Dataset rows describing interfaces

++++++++

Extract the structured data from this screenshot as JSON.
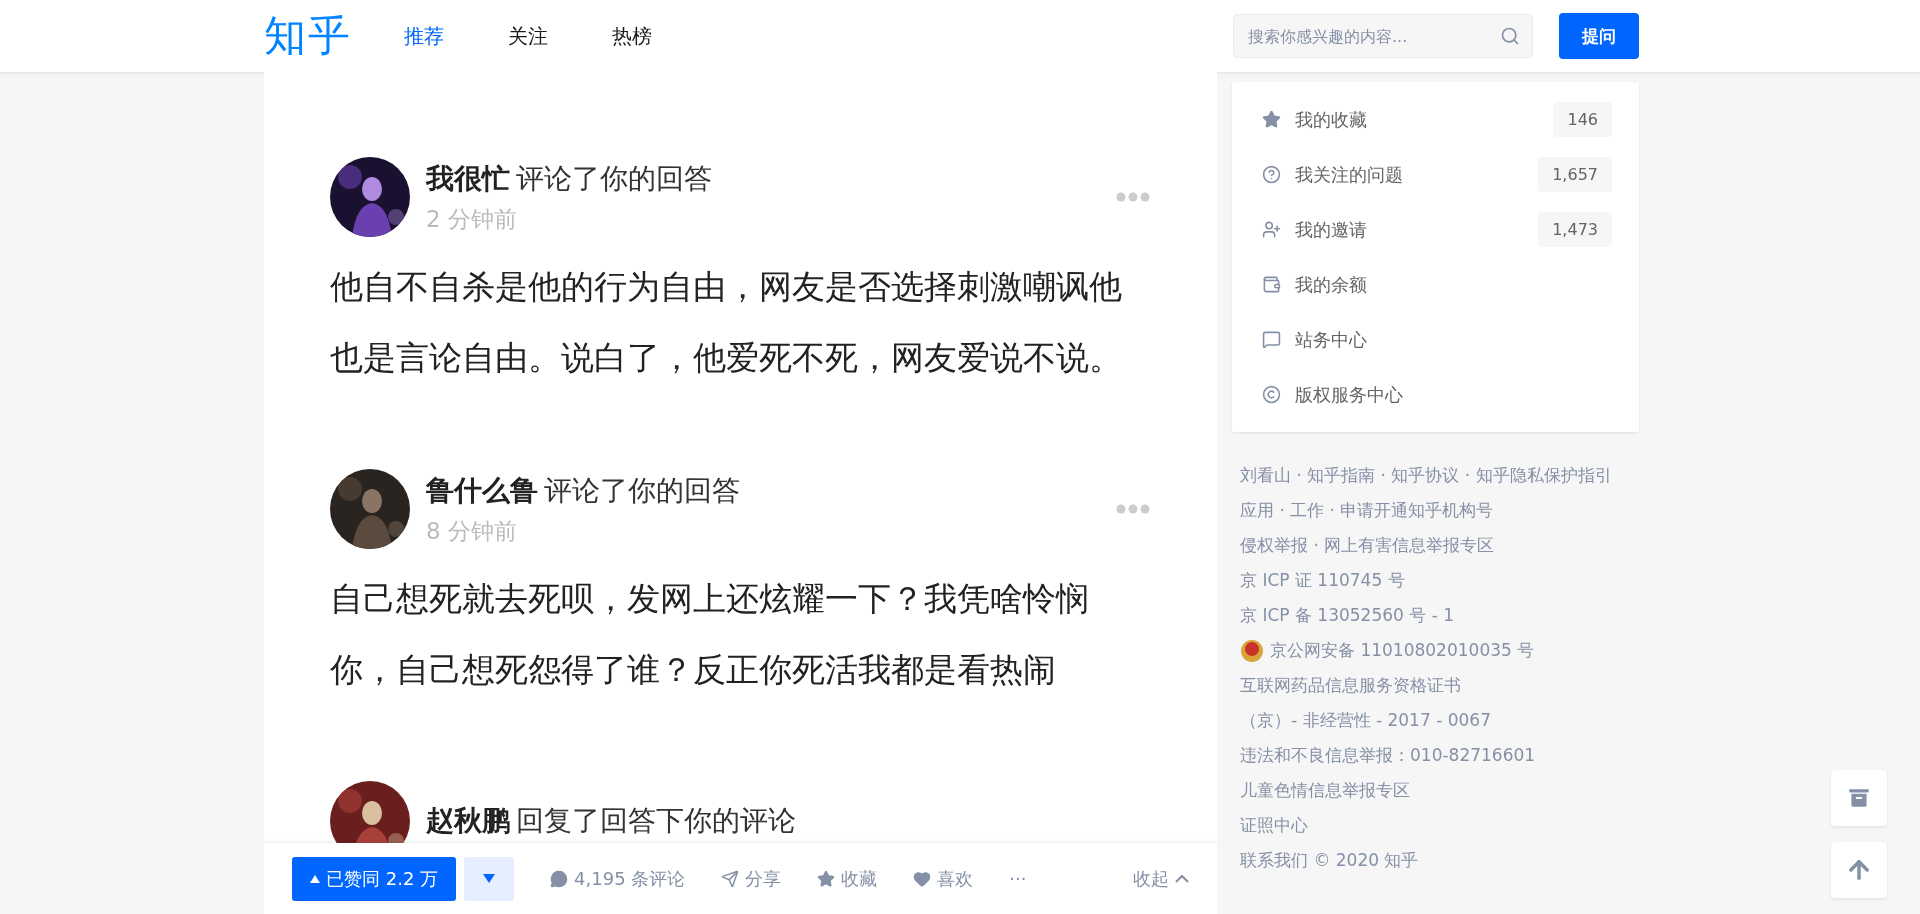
{
  "header": {
    "logo": "知乎",
    "tabs": [
      {
        "label": "推荐",
        "selected": true
      },
      {
        "label": "关注",
        "selected": false
      },
      {
        "label": "热榜",
        "selected": false
      }
    ],
    "search": {
      "placeholder": "搜索你感兴趣的内容..."
    },
    "ask_button": "提问"
  },
  "comments": [
    {
      "author": "我很忙",
      "action": "评论了你的回答",
      "time": "2 分钟前",
      "text": "他自不自杀是他的行为自由，网友是否选择刺激嘲讽他也是言论自由。说白了，他爱死不死，网友爱说不说。"
    },
    {
      "author": "鲁什么鲁",
      "action": "评论了你的回答",
      "time": "8 分钟前",
      "text": "自己想死就去死呗，发网上还炫耀一下？我凭啥怜悯你，自己想死怨得了谁？反正你死活我都是看热闹"
    },
    {
      "author": "赵秋鹏",
      "action": "回复了回答下你的评论"
    }
  ],
  "actions": {
    "upvote": "已赞同 2.2 万",
    "upvoted": true,
    "comments": "4,195 条评论",
    "share": "分享",
    "favorite": "收藏",
    "like": "喜欢",
    "more": "···",
    "collapse": "收起"
  },
  "sidebar": {
    "items": [
      {
        "kind": "star",
        "label": "我的收藏",
        "count": "146"
      },
      {
        "kind": "question",
        "label": "我关注的问题",
        "count": "1,657"
      },
      {
        "kind": "invite",
        "label": "我的邀请",
        "count": "1,473"
      },
      {
        "kind": "wallet",
        "label": "我的余额"
      },
      {
        "kind": "notice",
        "label": "站务中心"
      },
      {
        "kind": "copyright",
        "label": "版权服务中心"
      }
    ]
  },
  "footer": {
    "lines": [
      {
        "text": "刘看山 · 知乎指南 · 知乎协议 · 知乎隐私保护指引"
      },
      {
        "text": "应用 · 工作 · 申请开通知乎机构号"
      },
      {
        "text": "侵权举报 · 网上有害信息举报专区"
      },
      {
        "text": "京 ICP 证 110745 号"
      },
      {
        "text": "京 ICP 备 13052560 号 - 1"
      },
      {
        "text": "京公网安备 11010802010035 号",
        "kind": "badge"
      },
      {
        "text": "互联网药品信息服务资格证书"
      },
      {
        "text": "（京）- 非经营性 - 2017 - 0067"
      },
      {
        "text": "违法和不良信息举报：010-82716601"
      },
      {
        "text": "儿童色情信息举报专区"
      },
      {
        "text": "证照中心"
      },
      {
        "text": "联系我们 © 2020 知乎"
      }
    ]
  }
}
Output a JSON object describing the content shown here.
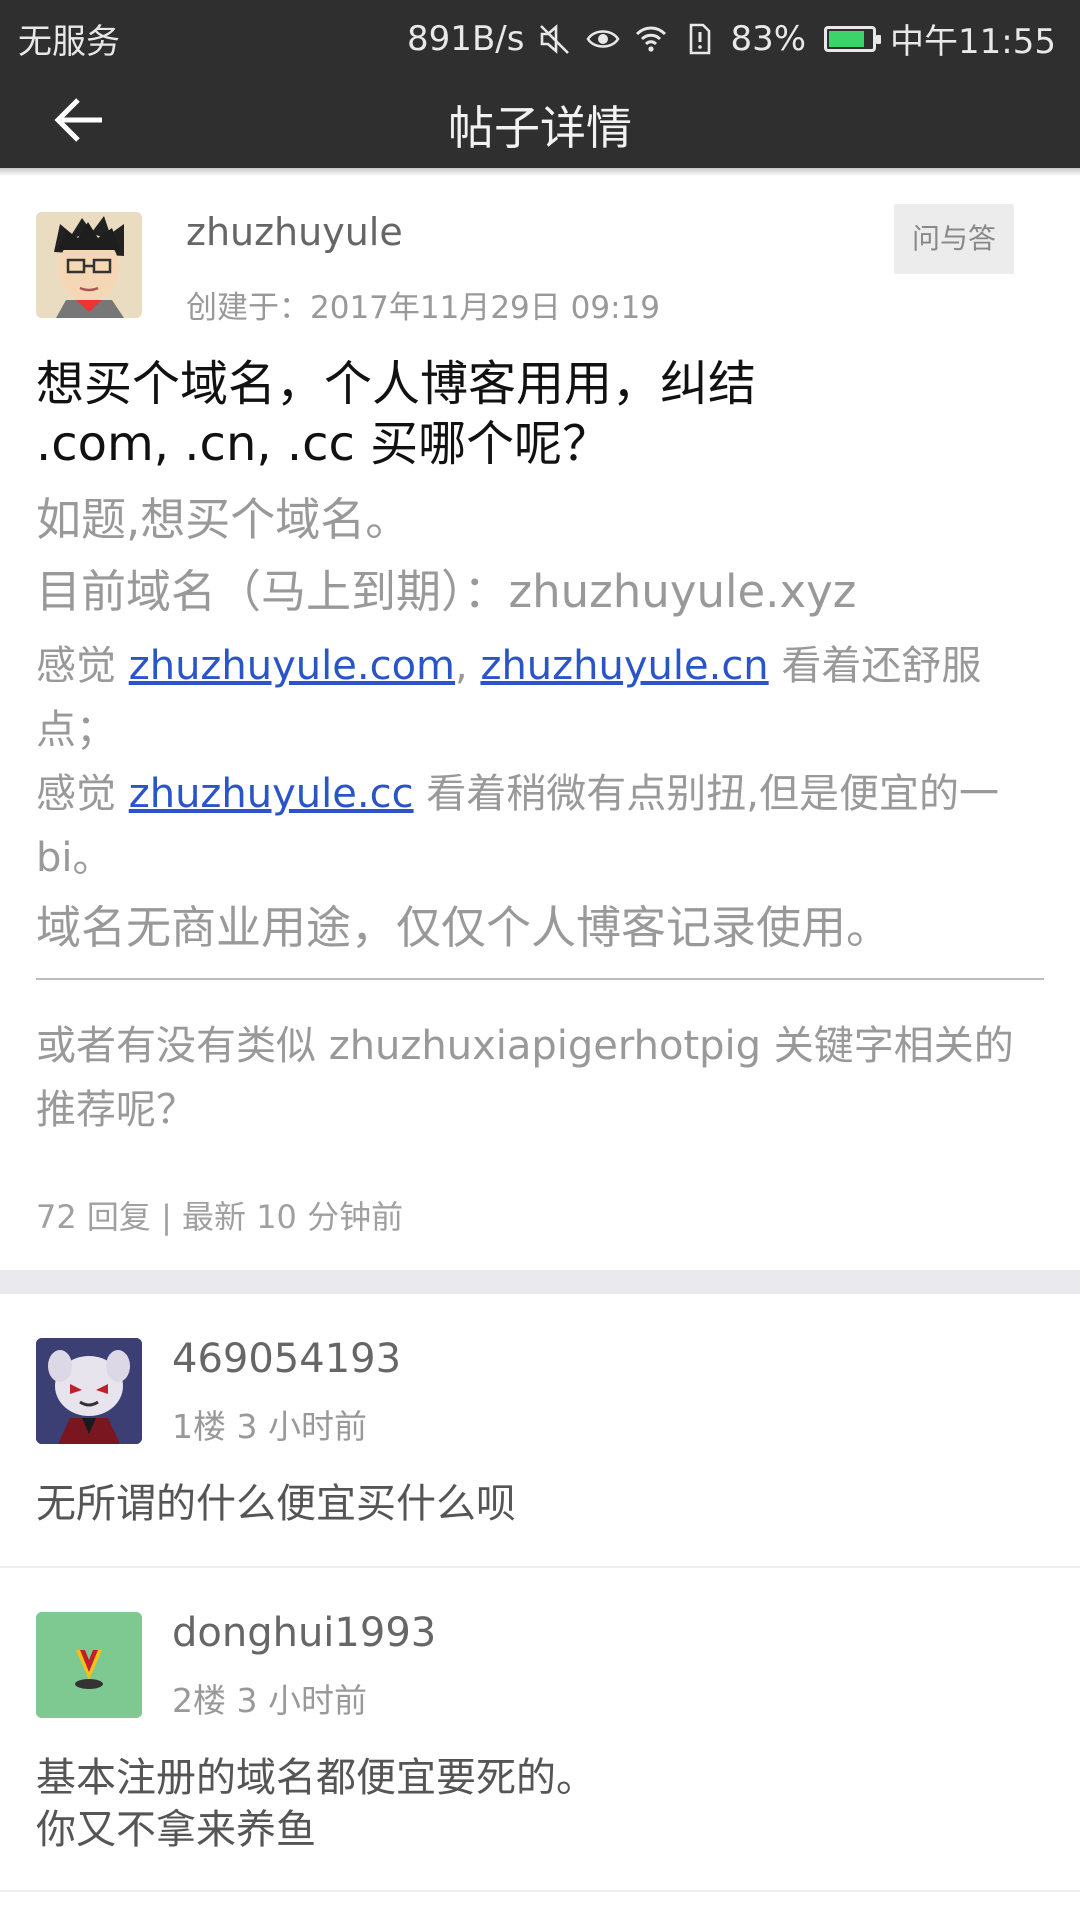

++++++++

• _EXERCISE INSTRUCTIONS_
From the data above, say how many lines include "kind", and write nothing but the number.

• _ANSWER SPACE_
7